- _Given information_:
<<<<
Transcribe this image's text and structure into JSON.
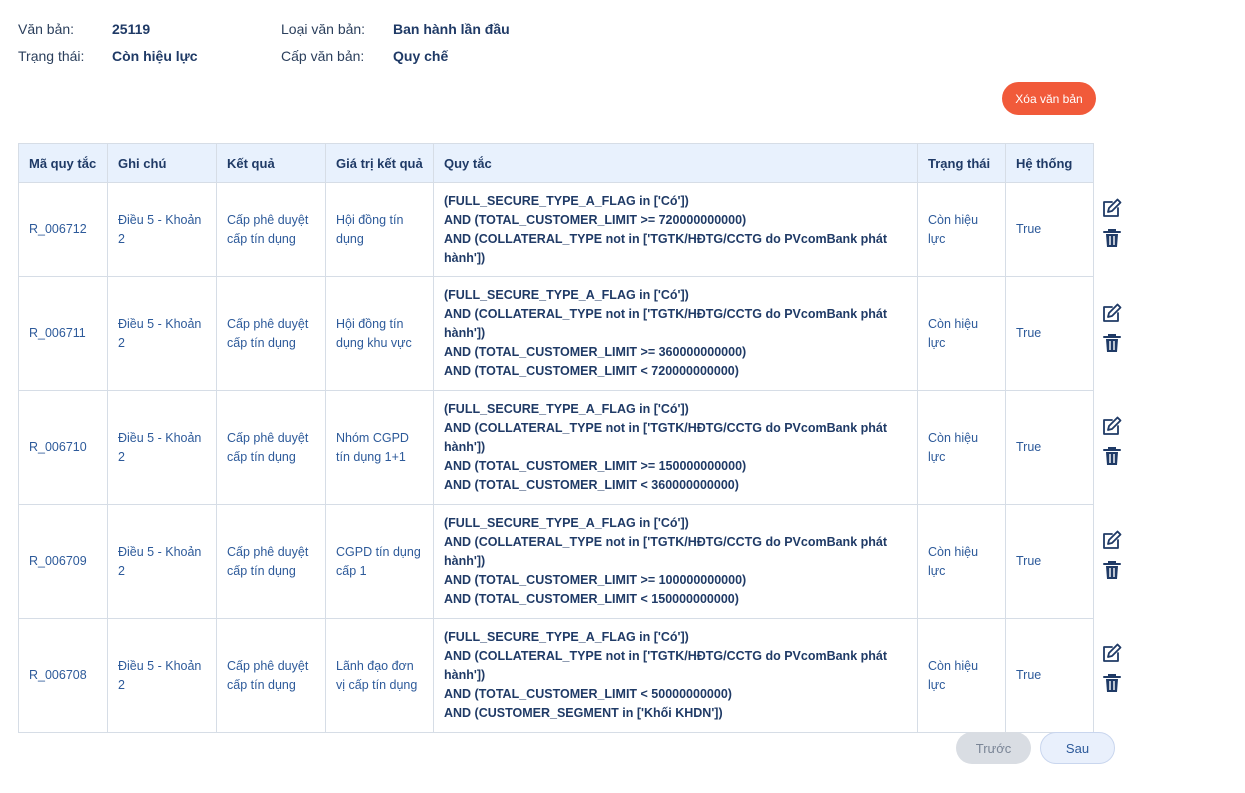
{
  "document": {
    "labels": {
      "doc": "Văn bản:",
      "status": "Trạng thái:",
      "type": "Loại văn bản:",
      "level": "Cấp văn bản:"
    },
    "doc_number": "25119",
    "status": "Còn hiệu lực",
    "type": "Ban hành lần đầu",
    "level": "Quy chế"
  },
  "actions": {
    "delete_document": "Xóa văn bản"
  },
  "table": {
    "columns": [
      "Mã quy tắc",
      "Ghi chú",
      "Kết quả",
      "Giá trị kết quả",
      "Quy tắc",
      "Trạng thái",
      "Hệ thống"
    ],
    "rows": [
      {
        "code": "R_006712",
        "note": "Điều 5 - Khoản 2",
        "result": "Cấp phê duyệt cấp tín dụng",
        "result_value": "Hội đồng tín dụng",
        "rule_lines": [
          "(FULL_SECURE_TYPE_A_FLAG in ['Có'])",
          "AND (TOTAL_CUSTOMER_LIMIT >= 720000000000)",
          "AND (COLLATERAL_TYPE not in ['TGTK/HĐTG/CCTG do PVcomBank phát hành'])"
        ],
        "status": "Còn hiệu lực",
        "system": "True"
      },
      {
        "code": "R_006711",
        "note": "Điều 5 - Khoản 2",
        "result": "Cấp phê duyệt cấp tín dụng",
        "result_value": "Hội đồng tín dụng khu vực",
        "rule_lines": [
          "(FULL_SECURE_TYPE_A_FLAG in ['Có'])",
          "AND (COLLATERAL_TYPE not in ['TGTK/HĐTG/CCTG do PVcomBank phát hành'])",
          "AND (TOTAL_CUSTOMER_LIMIT >= 360000000000)",
          "AND (TOTAL_CUSTOMER_LIMIT < 720000000000)"
        ],
        "status": "Còn hiệu lực",
        "system": "True"
      },
      {
        "code": "R_006710",
        "note": "Điều 5 - Khoản 2",
        "result": "Cấp phê duyệt cấp tín dụng",
        "result_value": "Nhóm CGPD tín dụng 1+1",
        "rule_lines": [
          "(FULL_SECURE_TYPE_A_FLAG in ['Có'])",
          "AND (COLLATERAL_TYPE not in ['TGTK/HĐTG/CCTG do PVcomBank phát hành'])",
          "AND (TOTAL_CUSTOMER_LIMIT >= 150000000000)",
          "AND (TOTAL_CUSTOMER_LIMIT < 360000000000)"
        ],
        "status": "Còn hiệu lực",
        "system": "True"
      },
      {
        "code": "R_006709",
        "note": "Điều 5 - Khoản 2",
        "result": "Cấp phê duyệt cấp tín dụng",
        "result_value": "CGPD tín dụng cấp 1",
        "rule_lines": [
          "(FULL_SECURE_TYPE_A_FLAG in ['Có'])",
          "AND (COLLATERAL_TYPE not in ['TGTK/HĐTG/CCTG do PVcomBank phát hành'])",
          "AND (TOTAL_CUSTOMER_LIMIT >= 100000000000)",
          "AND (TOTAL_CUSTOMER_LIMIT < 150000000000)"
        ],
        "status": "Còn hiệu lực",
        "system": "True"
      },
      {
        "code": "R_006708",
        "note": "Điều 5 - Khoản 2",
        "result": "Cấp phê duyệt cấp tín dụng",
        "result_value": "Lãnh đạo đơn vị cấp tín dụng",
        "rule_lines": [
          "(FULL_SECURE_TYPE_A_FLAG in ['Có'])",
          "AND (COLLATERAL_TYPE not in ['TGTK/HĐTG/CCTG do PVcomBank phát hành'])",
          "AND (TOTAL_CUSTOMER_LIMIT < 50000000000)",
          "AND (CUSTOMER_SEGMENT in ['Khối KHDN'])"
        ],
        "status": "Còn hiệu lực",
        "system": "True"
      }
    ],
    "row_actions": {
      "edit_icon": "edit-icon",
      "delete_icon": "trash-icon"
    }
  },
  "pagination": {
    "prev": "Trước",
    "next": "Sau"
  },
  "colors": {
    "accent": "#f15a3a",
    "header_bg": "#e8f1fd",
    "text_dark": "#1f3a66",
    "text_link": "#2d5a9a"
  }
}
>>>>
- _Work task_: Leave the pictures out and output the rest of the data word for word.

- _Response area_:
Transcribe this image's text and structure into JSON.
{
  "document": {
    "labels": {
      "doc": "Văn bản:",
      "status": "Trạng thái:",
      "type": "Loại văn bản:",
      "level": "Cấp văn bản:"
    },
    "doc_number": "25119",
    "status": "Còn hiệu lực",
    "type": "Ban hành lần đầu",
    "level": "Quy chế"
  },
  "actions": {
    "delete_document": "Xóa văn bản"
  },
  "table": {
    "columns": [
      "Mã quy tắc",
      "Ghi chú",
      "Kết quả",
      "Giá trị kết quả",
      "Quy tắc",
      "Trạng thái",
      "Hệ thống"
    ],
    "rows": [
      {
        "code": "R_006712",
        "note": "Điều 5 - Khoản 2",
        "result": "Cấp phê duyệt cấp tín dụng",
        "result_value": "Hội đồng tín dụng",
        "rule_lines": [
          "(FULL_SECURE_TYPE_A_FLAG in ['Có'])",
          "AND (TOTAL_CUSTOMER_LIMIT >= 720000000000)",
          "AND (COLLATERAL_TYPE not in ['TGTK/HĐTG/CCTG do PVcomBank phát hành'])"
        ],
        "status": "Còn hiệu lực",
        "system": "True"
      },
      {
        "code": "R_006711",
        "note": "Điều 5 - Khoản 2",
        "result": "Cấp phê duyệt cấp tín dụng",
        "result_value": "Hội đồng tín dụng khu vực",
        "rule_lines": [
          "(FULL_SECURE_TYPE_A_FLAG in ['Có'])",
          "AND (COLLATERAL_TYPE not in ['TGTK/HĐTG/CCTG do PVcomBank phát hành'])",
          "AND (TOTAL_CUSTOMER_LIMIT >= 360000000000)",
          "AND (TOTAL_CUSTOMER_LIMIT < 720000000000)"
        ],
        "status": "Còn hiệu lực",
        "system": "True"
      },
      {
        "code": "R_006710",
        "note": "Điều 5 - Khoản 2",
        "result": "Cấp phê duyệt cấp tín dụng",
        "result_value": "Nhóm CGPD tín dụng 1+1",
        "rule_lines": [
          "(FULL_SECURE_TYPE_A_FLAG in ['Có'])",
          "AND (COLLATERAL_TYPE not in ['TGTK/HĐTG/CCTG do PVcomBank phát hành'])",
          "AND (TOTAL_CUSTOMER_LIMIT >= 150000000000)",
          "AND (TOTAL_CUSTOMER_LIMIT < 360000000000)"
        ],
        "status": "Còn hiệu lực",
        "system": "True"
      },
      {
        "code": "R_006709",
        "note": "Điều 5 - Khoản 2",
        "result": "Cấp phê duyệt cấp tín dụng",
        "result_value": "CGPD tín dụng cấp 1",
        "rule_lines": [
          "(FULL_SECURE_TYPE_A_FLAG in ['Có'])",
          "AND (COLLATERAL_TYPE not in ['TGTK/HĐTG/CCTG do PVcomBank phát hành'])",
          "AND (TOTAL_CUSTOMER_LIMIT >= 100000000000)",
          "AND (TOTAL_CUSTOMER_LIMIT < 150000000000)"
        ],
        "status": "Còn hiệu lực",
        "system": "True"
      },
      {
        "code": "R_006708",
        "note": "Điều 5 - Khoản 2",
        "result": "Cấp phê duyệt cấp tín dụng",
        "result_value": "Lãnh đạo đơn vị cấp tín dụng",
        "rule_lines": [
          "(FULL_SECURE_TYPE_A_FLAG in ['Có'])",
          "AND (COLLATERAL_TYPE not in ['TGTK/HĐTG/CCTG do PVcomBank phát hành'])",
          "AND (TOTAL_CUSTOMER_LIMIT < 50000000000)",
          "AND (CUSTOMER_SEGMENT in ['Khối KHDN'])"
        ],
        "status": "Còn hiệu lực",
        "system": "True"
      }
    ],
    "row_actions": {
      "edit_icon": "edit-icon",
      "delete_icon": "trash-icon"
    }
  },
  "pagination": {
    "prev": "Trước",
    "next": "Sau"
  },
  "colors": {
    "accent": "#f15a3a",
    "header_bg": "#e8f1fd",
    "text_dark": "#1f3a66",
    "text_link": "#2d5a9a"
  }
}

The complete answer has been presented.